● PROBLEM DESCRIPTION
Check every line below for the word "path" and give only the number of lines where it appears.

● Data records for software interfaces
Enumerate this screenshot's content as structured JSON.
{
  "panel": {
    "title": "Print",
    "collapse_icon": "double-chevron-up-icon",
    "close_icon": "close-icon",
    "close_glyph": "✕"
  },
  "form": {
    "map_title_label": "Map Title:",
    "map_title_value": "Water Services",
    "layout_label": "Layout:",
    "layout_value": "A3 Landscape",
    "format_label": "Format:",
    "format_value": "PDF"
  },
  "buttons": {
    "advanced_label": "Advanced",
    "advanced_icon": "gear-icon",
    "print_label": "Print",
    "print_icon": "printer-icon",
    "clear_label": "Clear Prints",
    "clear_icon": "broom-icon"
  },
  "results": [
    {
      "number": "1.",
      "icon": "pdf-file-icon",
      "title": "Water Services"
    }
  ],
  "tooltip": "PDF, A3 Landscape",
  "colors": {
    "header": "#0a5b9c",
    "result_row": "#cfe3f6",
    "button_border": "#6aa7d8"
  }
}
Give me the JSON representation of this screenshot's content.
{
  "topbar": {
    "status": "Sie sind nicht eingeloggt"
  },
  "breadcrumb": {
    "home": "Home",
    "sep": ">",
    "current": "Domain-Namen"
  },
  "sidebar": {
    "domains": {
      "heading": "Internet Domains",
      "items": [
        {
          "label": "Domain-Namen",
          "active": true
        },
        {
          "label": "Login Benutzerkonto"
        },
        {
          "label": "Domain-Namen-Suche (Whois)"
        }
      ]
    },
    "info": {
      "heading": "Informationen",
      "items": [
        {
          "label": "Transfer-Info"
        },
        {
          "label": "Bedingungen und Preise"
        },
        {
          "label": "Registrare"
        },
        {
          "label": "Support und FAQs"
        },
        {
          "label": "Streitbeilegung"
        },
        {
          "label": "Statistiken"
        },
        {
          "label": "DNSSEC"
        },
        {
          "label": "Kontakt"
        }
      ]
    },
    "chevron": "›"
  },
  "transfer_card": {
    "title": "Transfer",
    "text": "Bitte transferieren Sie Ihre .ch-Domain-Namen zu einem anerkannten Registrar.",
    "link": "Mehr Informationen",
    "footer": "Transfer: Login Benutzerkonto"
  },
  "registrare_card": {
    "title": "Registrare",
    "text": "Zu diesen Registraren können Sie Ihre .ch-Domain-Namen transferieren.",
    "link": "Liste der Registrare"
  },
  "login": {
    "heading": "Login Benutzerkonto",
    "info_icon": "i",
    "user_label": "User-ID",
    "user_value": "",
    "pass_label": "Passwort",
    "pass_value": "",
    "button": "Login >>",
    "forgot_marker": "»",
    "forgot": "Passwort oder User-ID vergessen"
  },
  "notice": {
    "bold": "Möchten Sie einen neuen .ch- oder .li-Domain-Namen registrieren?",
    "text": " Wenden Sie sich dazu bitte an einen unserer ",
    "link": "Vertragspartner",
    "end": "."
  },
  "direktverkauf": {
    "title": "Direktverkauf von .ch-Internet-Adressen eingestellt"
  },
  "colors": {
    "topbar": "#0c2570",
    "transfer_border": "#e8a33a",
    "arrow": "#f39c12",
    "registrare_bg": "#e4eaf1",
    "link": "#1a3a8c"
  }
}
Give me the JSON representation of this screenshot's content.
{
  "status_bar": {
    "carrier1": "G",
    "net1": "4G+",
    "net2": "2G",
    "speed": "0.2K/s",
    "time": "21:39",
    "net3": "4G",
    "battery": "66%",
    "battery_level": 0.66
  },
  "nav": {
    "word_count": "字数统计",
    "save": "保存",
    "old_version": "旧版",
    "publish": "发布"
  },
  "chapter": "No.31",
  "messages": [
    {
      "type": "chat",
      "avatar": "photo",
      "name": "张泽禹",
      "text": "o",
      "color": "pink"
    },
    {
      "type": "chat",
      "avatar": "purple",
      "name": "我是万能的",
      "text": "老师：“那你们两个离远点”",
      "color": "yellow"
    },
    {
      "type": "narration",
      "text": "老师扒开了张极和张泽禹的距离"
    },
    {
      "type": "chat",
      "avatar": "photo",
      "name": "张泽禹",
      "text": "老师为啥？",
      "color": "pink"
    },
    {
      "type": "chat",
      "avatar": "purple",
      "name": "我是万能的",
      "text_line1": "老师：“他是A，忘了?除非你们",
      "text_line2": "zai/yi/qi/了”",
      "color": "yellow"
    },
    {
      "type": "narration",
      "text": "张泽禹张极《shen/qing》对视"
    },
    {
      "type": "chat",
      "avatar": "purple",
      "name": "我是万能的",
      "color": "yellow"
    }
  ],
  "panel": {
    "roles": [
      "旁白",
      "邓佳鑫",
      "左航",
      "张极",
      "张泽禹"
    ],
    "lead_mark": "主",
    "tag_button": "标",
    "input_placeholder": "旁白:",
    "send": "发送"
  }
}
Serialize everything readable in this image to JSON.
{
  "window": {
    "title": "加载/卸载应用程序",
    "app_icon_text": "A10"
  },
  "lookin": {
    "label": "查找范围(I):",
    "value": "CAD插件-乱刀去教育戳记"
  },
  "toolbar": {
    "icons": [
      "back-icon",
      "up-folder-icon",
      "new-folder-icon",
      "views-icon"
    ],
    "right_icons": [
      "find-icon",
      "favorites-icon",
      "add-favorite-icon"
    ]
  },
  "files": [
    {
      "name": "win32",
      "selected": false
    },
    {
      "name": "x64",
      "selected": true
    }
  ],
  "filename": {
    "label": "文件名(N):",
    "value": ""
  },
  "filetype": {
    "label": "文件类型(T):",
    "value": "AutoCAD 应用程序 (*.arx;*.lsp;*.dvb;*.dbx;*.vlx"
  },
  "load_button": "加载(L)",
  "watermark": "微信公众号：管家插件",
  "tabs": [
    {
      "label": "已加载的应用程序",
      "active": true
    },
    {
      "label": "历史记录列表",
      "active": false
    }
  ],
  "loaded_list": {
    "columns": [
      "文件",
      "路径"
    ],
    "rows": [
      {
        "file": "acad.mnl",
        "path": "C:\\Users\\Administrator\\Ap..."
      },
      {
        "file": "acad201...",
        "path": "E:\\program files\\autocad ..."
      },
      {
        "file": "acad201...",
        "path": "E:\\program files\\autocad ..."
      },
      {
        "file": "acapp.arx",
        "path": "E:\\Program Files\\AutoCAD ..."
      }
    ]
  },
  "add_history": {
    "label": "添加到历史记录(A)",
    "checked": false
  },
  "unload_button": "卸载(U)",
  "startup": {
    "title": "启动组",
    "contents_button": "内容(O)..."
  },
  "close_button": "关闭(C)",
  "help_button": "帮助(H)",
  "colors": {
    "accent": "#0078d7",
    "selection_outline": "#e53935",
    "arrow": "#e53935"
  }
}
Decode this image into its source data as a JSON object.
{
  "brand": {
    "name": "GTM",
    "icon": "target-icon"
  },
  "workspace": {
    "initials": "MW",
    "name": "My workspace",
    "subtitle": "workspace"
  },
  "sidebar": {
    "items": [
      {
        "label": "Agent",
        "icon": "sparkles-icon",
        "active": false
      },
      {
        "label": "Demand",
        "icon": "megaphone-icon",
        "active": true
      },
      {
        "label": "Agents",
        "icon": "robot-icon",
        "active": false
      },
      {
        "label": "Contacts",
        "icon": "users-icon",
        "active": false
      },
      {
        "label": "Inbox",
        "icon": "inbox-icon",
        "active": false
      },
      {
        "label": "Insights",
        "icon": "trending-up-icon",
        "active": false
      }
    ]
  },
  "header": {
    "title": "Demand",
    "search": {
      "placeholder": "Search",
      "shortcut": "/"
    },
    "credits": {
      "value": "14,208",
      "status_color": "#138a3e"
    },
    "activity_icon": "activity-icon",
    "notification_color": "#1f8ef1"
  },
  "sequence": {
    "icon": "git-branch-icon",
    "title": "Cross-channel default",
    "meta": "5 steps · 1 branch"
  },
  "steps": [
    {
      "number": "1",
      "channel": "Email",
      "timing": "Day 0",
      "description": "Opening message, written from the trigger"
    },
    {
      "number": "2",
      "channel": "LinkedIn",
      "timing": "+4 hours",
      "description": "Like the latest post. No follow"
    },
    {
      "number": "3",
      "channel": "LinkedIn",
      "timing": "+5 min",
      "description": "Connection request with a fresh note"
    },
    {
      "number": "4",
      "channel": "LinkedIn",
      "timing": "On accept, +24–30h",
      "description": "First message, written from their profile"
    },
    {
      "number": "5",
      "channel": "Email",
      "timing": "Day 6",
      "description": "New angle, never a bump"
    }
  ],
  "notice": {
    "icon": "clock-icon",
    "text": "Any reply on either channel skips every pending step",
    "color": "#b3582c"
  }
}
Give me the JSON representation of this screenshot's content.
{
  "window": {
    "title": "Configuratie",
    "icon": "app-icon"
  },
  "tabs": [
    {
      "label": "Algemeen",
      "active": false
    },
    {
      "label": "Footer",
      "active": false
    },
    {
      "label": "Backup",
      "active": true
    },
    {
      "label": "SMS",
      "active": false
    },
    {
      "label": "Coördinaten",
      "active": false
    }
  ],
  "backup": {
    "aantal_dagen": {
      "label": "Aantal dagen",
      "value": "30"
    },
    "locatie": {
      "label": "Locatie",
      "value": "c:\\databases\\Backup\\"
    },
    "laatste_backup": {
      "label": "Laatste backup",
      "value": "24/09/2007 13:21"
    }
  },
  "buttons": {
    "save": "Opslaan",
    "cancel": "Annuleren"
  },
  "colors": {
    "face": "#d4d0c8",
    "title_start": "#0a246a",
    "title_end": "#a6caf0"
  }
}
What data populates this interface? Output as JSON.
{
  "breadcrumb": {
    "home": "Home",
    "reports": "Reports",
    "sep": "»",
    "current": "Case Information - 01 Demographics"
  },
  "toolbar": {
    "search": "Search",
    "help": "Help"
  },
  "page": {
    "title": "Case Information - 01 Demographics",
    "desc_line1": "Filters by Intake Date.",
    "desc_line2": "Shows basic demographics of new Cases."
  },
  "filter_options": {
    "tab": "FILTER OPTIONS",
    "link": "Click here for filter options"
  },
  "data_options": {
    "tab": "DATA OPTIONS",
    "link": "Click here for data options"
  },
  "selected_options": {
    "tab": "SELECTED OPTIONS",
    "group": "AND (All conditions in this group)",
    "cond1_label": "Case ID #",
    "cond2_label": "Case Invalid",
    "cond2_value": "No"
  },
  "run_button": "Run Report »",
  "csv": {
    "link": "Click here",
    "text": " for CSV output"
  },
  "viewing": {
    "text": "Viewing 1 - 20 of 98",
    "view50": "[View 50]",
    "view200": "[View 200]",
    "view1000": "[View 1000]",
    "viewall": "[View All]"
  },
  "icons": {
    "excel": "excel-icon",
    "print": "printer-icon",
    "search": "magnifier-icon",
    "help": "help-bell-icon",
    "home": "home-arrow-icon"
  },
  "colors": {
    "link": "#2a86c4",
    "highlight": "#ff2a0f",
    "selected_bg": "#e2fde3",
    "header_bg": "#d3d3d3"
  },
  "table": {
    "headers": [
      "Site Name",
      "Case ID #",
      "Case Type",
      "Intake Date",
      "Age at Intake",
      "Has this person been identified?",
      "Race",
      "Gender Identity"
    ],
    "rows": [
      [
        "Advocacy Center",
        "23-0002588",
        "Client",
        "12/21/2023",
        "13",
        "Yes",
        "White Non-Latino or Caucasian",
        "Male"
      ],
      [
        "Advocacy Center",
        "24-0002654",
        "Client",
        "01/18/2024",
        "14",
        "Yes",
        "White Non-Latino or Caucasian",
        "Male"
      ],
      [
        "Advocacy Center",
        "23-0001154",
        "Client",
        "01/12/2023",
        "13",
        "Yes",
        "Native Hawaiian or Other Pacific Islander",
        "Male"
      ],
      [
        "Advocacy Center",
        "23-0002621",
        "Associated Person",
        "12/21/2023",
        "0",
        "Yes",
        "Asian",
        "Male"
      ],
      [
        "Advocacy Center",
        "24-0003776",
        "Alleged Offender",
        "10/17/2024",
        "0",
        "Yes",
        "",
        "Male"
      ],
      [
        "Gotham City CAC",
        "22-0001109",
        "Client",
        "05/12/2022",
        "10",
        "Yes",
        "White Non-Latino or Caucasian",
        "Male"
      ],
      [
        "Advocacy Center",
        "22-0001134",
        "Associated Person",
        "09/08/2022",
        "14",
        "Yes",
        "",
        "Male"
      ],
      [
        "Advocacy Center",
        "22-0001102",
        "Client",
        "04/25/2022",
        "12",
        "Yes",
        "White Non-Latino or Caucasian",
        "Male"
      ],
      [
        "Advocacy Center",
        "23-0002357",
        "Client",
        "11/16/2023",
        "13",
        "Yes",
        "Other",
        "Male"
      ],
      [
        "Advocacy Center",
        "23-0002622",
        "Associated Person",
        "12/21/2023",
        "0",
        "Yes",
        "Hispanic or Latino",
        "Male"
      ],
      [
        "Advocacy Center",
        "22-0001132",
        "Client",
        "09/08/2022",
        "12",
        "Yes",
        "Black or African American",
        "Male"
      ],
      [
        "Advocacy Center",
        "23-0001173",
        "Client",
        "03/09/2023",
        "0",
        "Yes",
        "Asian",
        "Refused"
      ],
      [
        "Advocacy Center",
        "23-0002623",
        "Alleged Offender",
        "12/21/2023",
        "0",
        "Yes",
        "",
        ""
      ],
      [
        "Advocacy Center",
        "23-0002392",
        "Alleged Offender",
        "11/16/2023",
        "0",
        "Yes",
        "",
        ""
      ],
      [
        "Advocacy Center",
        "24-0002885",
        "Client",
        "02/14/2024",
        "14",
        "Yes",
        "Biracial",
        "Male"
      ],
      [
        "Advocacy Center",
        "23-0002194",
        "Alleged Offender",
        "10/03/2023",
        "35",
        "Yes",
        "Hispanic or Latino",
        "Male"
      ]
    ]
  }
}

● ANSWER SECTION
4